How Important Are Good Vendor Relationships?
I’ve had the good fortune of having some amazing relationships with vendors over the years – food, wine, produce, you name it.
I’ve had vendors use their personal truck on a day off for an off-hours delivery just to make sure I didn’t have to 86 several wines that were selling like crazy. One of my clients had a vendor loan him a refrigerated trailer to make extra room in his freezer during a very busy summer week. Plus, vendors have helped me print menus, write recipes, build inventory worksheets, etc. As a result, I’ve been able to better serve my guests.
Relationships with vendors can either help or hurt. What you make of those relationships is up to you.
Qualities of a Good Vendor Relationship
- A good vendor will listen first, talk you into different products “for a better deal” second. After listening, they should be able to make constructive, productive suggestions that fit your overall concept. Selling you a great Caribbean jerk seasoning for a new “special” when you are an Italian Cucina isn’t helping you, it’s probably helping them.
- A good vendor will have in-house specialists and bring in guest experts to help with various parts of your menu. Center of the plate, produce, help in training grill men, cocktail creation, etc.
- A good vendor should already be giving you your best price.

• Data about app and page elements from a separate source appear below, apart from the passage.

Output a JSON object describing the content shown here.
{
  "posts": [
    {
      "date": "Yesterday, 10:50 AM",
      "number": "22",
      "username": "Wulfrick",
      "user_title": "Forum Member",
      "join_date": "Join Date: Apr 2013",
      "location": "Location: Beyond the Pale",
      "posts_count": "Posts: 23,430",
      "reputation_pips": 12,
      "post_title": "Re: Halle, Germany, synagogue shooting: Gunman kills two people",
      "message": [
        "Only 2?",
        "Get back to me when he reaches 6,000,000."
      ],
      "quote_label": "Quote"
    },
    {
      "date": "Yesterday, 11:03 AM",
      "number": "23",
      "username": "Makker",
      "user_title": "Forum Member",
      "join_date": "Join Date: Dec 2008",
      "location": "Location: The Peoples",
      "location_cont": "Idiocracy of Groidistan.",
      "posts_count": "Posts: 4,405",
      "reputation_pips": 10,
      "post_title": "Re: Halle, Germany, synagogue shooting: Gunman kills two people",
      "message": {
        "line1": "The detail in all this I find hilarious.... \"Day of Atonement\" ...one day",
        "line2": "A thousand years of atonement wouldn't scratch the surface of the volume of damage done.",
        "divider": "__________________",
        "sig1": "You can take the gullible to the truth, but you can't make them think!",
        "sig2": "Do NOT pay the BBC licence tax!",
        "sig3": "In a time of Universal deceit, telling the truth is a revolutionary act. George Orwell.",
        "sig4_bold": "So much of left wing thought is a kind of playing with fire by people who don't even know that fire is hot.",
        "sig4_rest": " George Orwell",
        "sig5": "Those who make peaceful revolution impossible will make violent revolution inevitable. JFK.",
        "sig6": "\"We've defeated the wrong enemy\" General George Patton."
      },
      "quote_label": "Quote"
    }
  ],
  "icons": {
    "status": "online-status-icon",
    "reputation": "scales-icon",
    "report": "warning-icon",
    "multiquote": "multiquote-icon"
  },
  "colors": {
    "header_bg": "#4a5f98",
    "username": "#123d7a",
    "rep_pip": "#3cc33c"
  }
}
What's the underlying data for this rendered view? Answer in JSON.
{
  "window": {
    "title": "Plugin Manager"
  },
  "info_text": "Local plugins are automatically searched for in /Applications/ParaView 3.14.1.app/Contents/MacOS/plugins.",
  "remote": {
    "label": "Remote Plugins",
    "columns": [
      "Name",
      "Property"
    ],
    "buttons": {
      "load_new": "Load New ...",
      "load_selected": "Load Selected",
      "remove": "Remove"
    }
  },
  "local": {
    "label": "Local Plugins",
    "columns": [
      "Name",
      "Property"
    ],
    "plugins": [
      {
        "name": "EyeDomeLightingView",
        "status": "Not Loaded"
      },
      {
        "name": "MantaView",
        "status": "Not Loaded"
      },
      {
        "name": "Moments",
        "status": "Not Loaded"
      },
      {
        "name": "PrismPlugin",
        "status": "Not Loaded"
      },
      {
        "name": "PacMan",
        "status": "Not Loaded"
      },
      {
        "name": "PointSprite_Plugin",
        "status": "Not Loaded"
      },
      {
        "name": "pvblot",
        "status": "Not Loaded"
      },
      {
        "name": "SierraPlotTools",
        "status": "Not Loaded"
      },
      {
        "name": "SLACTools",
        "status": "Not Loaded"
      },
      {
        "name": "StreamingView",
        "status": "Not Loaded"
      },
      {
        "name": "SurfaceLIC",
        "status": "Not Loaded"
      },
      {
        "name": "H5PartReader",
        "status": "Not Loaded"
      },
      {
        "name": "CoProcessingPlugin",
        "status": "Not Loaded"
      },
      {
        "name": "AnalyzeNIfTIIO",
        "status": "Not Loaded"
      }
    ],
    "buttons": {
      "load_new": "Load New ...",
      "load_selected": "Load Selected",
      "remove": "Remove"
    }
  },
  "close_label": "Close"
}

If you find the same product cheaper somewhere else and then they somehow “find a way” to cut $3/case, something is wrong. Either they could have saved you $3 all along, or they are switching products that look cheaper to keep your business. Good relationships are built on trust.
- A good vendor won’t “pop in” with food reps for at least 6 months into the relationship. Even then, impromptu visits should be rare. Vendors should schedule an appointment, not use your relationship to essentially assist door-to-door solicitors. Once a rapport is established, a rep may stop by unannounced, but always at a time they know is good for you.